How to complete this task: Could you repeat the records shown below exactly as written?

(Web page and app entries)
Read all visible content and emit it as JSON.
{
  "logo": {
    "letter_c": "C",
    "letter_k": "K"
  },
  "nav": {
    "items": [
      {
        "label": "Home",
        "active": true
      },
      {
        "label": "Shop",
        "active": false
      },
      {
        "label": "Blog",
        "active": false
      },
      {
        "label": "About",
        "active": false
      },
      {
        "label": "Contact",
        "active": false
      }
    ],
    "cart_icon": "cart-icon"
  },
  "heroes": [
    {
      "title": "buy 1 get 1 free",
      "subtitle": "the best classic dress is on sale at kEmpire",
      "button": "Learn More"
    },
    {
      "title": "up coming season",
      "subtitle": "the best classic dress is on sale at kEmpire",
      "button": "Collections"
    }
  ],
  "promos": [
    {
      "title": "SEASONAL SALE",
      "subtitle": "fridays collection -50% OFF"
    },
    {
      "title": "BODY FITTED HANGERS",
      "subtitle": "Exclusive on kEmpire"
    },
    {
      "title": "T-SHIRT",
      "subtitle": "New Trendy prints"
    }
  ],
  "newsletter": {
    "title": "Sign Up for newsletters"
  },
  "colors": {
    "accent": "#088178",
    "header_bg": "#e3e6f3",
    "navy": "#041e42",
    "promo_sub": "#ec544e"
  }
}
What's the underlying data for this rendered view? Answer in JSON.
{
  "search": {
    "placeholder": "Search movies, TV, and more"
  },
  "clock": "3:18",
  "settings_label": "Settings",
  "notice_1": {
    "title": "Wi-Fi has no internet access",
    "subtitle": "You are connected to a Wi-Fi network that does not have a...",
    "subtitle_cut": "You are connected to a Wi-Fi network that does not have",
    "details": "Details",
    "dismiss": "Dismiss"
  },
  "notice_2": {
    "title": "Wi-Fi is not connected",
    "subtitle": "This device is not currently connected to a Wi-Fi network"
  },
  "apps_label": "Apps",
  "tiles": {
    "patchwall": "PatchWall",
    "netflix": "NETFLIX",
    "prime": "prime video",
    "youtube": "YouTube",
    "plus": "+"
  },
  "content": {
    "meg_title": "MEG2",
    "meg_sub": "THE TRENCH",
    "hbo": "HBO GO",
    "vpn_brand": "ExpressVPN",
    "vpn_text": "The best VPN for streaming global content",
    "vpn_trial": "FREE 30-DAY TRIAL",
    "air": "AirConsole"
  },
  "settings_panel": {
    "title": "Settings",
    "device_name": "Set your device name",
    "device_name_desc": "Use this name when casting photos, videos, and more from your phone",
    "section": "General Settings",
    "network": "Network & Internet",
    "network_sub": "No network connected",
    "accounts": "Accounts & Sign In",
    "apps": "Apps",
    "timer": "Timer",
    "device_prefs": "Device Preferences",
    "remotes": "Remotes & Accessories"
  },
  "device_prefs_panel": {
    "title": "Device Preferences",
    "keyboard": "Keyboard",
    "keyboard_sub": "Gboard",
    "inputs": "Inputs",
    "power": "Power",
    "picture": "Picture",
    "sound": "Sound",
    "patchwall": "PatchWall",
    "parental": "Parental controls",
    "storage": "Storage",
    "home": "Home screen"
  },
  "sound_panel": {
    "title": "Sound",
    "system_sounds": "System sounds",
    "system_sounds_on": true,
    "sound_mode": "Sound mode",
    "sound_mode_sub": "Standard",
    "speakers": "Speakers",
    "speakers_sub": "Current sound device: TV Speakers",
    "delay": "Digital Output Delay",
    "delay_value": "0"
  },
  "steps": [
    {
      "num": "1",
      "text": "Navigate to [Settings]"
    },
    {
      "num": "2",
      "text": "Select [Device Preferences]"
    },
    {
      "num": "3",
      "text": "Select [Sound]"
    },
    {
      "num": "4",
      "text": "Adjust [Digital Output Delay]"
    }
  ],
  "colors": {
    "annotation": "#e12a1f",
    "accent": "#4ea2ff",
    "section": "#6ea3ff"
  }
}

Exercise answer:
Read all visible content and emit it as JSON.
{
  "logo": {
    "letter_c": "C",
    "letter_k": "K"
  },
  "nav": {
    "items": [
      {
        "label": "Home",
        "active": true
      },
      {
        "label": "Shop",
        "active": false
      },
      {
        "label": "Blog",
        "active": false
      },
      {
        "label": "About",
        "active": false
      },
      {
        "label": "Contact",
        "active": false
      }
    ],
    "cart_icon": "cart-icon"
  },
  "heroes": [
    {
      "title": "buy 1 get 1 free",
      "subtitle": "the best classic dress is on sale at kEmpire",
      "button": "Learn More"
    },
    {
      "title": "up coming season",
      "subtitle": "the best classic dress is on sale at kEmpire",
      "button": "Collections"
    }
  ],
  "promos": [
    {
      "title": "SEASONAL SALE",
      "subtitle": "fridays collection -50% OFF"
    },
    {
      "title": "BODY FITTED HANGERS",
      "subtitle": "Exclusive on kEmpire"
    },
    {
      "title": "T-SHIRT",
      "subtitle": "New Trendy prints"
    }
  ],
  "newsletter": {
    "title": "Sign Up for newsletters"
  },
  "colors": {
    "accent": "#088178",
    "header_bg": "#e3e6f3",
    "navy": "#041e42",
    "promo_sub": "#ec544e"
  }
}
What's the underlying data for this rendered view? Answer in JSON.
{
  "search": {
    "placeholder": "Search movies, TV, and more"
  },
  "clock": "3:18",
  "settings_label": "Settings",
  "notice_1": {
    "title": "Wi-Fi has no internet access",
    "subtitle": "You are connected to a Wi-Fi network that does not have a...",
    "subtitle_cut": "You are connected to a Wi-Fi network that does not have",
    "details": "Details",
    "dismiss": "Dismiss"
  },
  "notice_2": {
    "title": "Wi-Fi is not connected",
    "subtitle": "This device is not currently connected to a Wi-Fi network"
  },
  "apps_label": "Apps",
  "tiles": {
    "patchwall": "PatchWall",
    "netflix": "NETFLIX",
    "prime": "prime video",
    "youtube": "YouTube",
    "plus": "+"
  },
  "content": {
    "meg_title": "MEG2",
    "meg_sub": "THE TRENCH",
    "hbo": "HBO GO",
    "vpn_brand": "ExpressVPN",
    "vpn_text": "The best VPN for streaming global content",
    "vpn_trial": "FREE 30-DAY TRIAL",
    "air": "AirConsole"
  },
  "settings_panel": {
    "title": "Settings",
    "device_name": "Set your device name",
    "device_name_desc": "Use this name when casting photos, videos, and more from your phone",
    "section": "General Settings",
    "network": "Network & Internet",
    "network_sub": "No network connected",
    "accounts": "Accounts & Sign In",
    "apps": "Apps",
    "timer": "Timer",
    "device_prefs": "Device Preferences",
    "remotes": "Remotes & Accessories"
  },
  "device_prefs_panel": {
    "title": "Device Preferences",
    "keyboard": "Keyboard",
    "keyboard_sub": "Gboard",
    "inputs": "Inputs",
    "power": "Power",
    "picture": "Picture",
    "sound": "Sound",
    "patchwall": "PatchWall",
    "parental": "Parental controls",
    "storage": "Storage",
    "home": "Home screen"
  },
  "sound_panel": {
    "title": "Sound",
    "system_sounds": "System sounds",
    "system_sounds_on": true,
    "sound_mode": "Sound mode",
    "sound_mode_sub": "Standard",
    "speakers": "Speakers",
    "speakers_sub": "Current sound device: TV Speakers",
    "delay": "Digital Output Delay",
    "delay_value": "0"
  },
  "steps": [
    {
      "num": "1",
      "text": "Navigate to [Settings]"
    },
    {
      "num": "2",
      "text": "Select [Device Preferences]"
    },
    {
      "num": "3",
      "text": "Select [Sound]"
    },
    {
      "num": "4",
      "text": "Adjust [Digital Output Delay]"
    }
  ],
  "colors": {
    "annotation": "#e12a1f",
    "accent": "#4ea2ff",
    "section": "#6ea3ff"
  }
}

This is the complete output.